More than anything I wanted to write this quick article to all of the hobbyists like me who do not like painting or are intimidated by it. I have come to enjoy painting by just slowing down and concentrating on my own work and not that of others. I consider myself very much a novice painter and this article will be the base of what I hope are more to come on my painting journey, learning new techniques, and sharing ones I have learned. I ask that you take that first miniature that you think is so terrible and keep it on your desk. I promise you the next one will look better.

In short summary:

Enamel washes and washes in general. While intimidating at first, I have now come to use them daily in my painting for vehicles. AK Interactive Enamel Washes. I will write a guide on how to better use these soon.

A pair of 40k Tauroxes using Patch’s Sponge technique that can be found on Paint All the Minis.   https://www.paintalltheminis.com/painting-tutorials/
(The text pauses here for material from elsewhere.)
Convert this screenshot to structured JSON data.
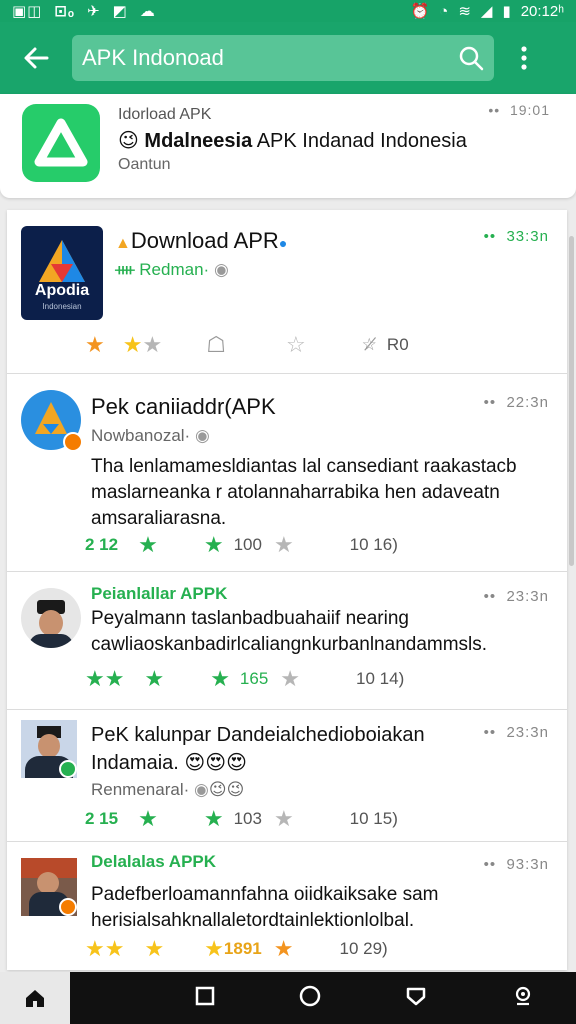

A pair of 40k Tauroxes using Patch’s Sponge technique that can be found on Paint All the Minis. https://www.paintalltheminis.com/painting-tutorials/